Friday, September 17, 2010

Torrontés - Argentina

I figured I'd kick this blog off with a post about a wine that is available across the country, but which many people may not have tried.

Torrontés is a white wine which is a specialty of Argentina. There are apparently quite a few different grapes, all very closely related genetically but not identical, that typically make up a bottling of Torrontés. Torrontés Riojano, Torrontés Sanjuanino, and Torrontés Mendocino are the three individual varieties most likely to be in your bottle of Torrontés, with Torrontés Riojano being the best of the bunch, quality-wise. All three variations are thought to come from a crossing of Mission, a grape with a long history in California, and Muscat of Alexandria, which will make a lot more sense to you once you get a whiff of a good Torrontés.

Torrontés is amazingly aromatic, with an explosively floral nose that smells an awful lot like a Moscato D'Asti or a late harvest Muscat from Alsace. One sniff and you'll swear you're about to drink something rich and sweet, but when the wine hits your tongue, confusion sets in. The wine is light and crisp with green apple flavors. The flowers disappear on the palate and the rich, heady wine you were expecting never materializes. It's a slightly disorienting experience that I have every single time I try a Torrontés. I know it's not going to big and sweet, but the message I get from my nose and my mouth just don't want to mesh together.

So should you try it? Absolutely. If the wine were merely an exercise in sensory discordance, it wouldn't be worth much at all, but it does deliver in its own unique way. Come for the nose, stay for the flavor. It is an excellent summertime sipper and pairs with a wide variety of foods. Think somewhere between a Sauvignon Blanc and a dry Riesling to get a good idea of food matches.

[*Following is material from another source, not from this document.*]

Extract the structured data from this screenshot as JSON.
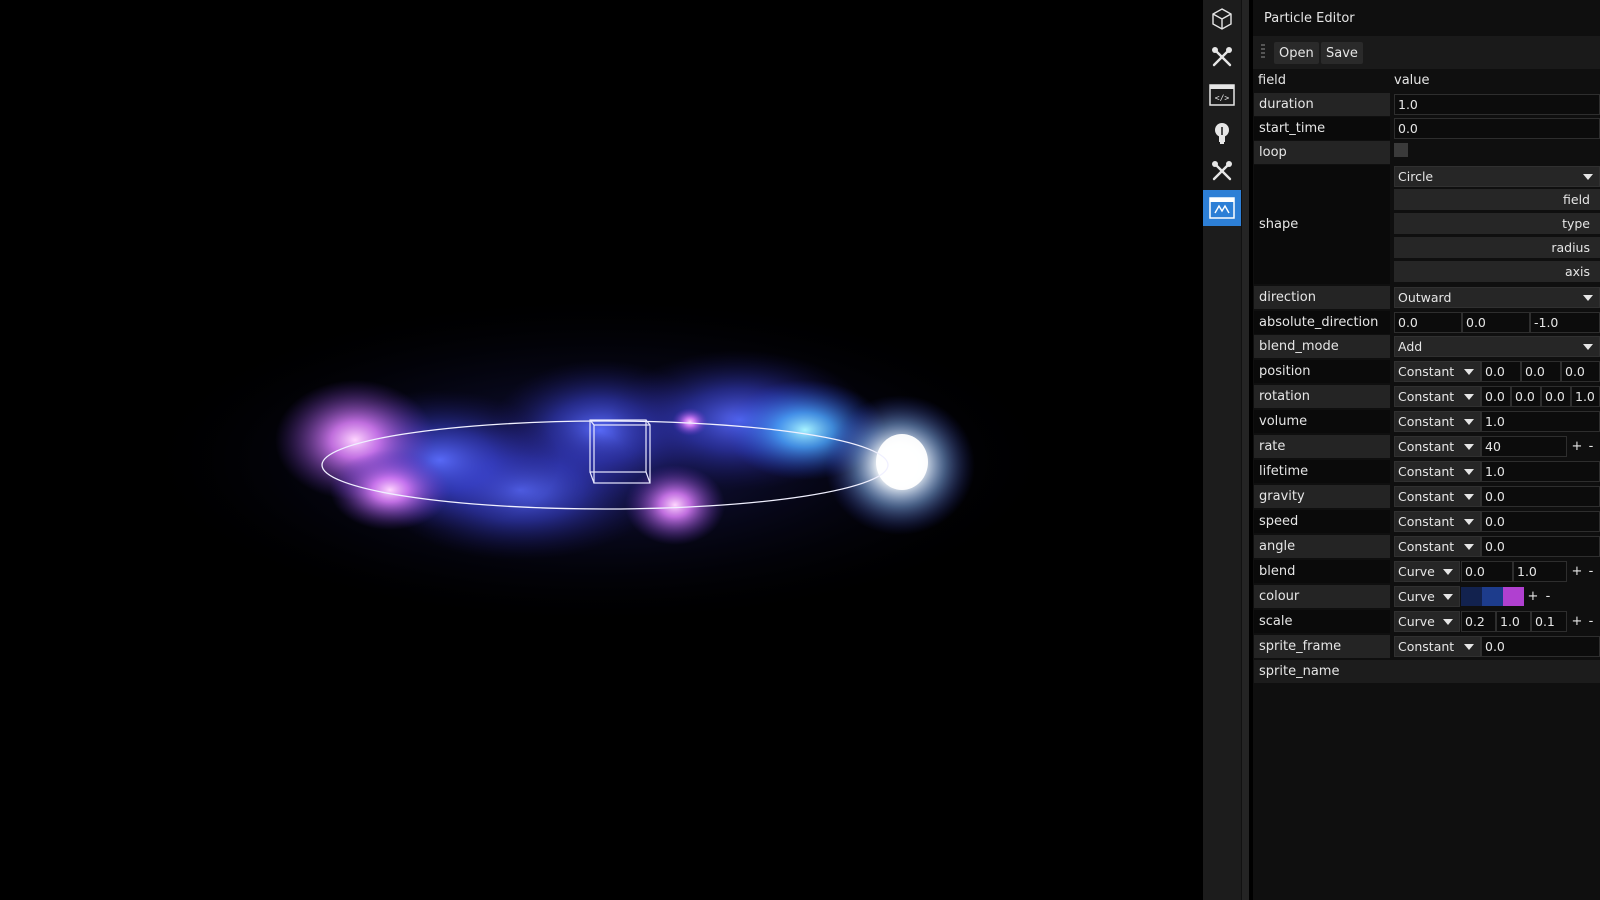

Alamos and Crios are the two producers I have seen the most. The Alamos bottling is a little more restrained and certainly more austere on the palate. The Crios has such a positively knee-buckling aroma that you may be tempted to dab a little behind your ears. It's a bit fuller bodied and flavored on the palate than the Alamos as well. Both bottlings are available for around $15-$20.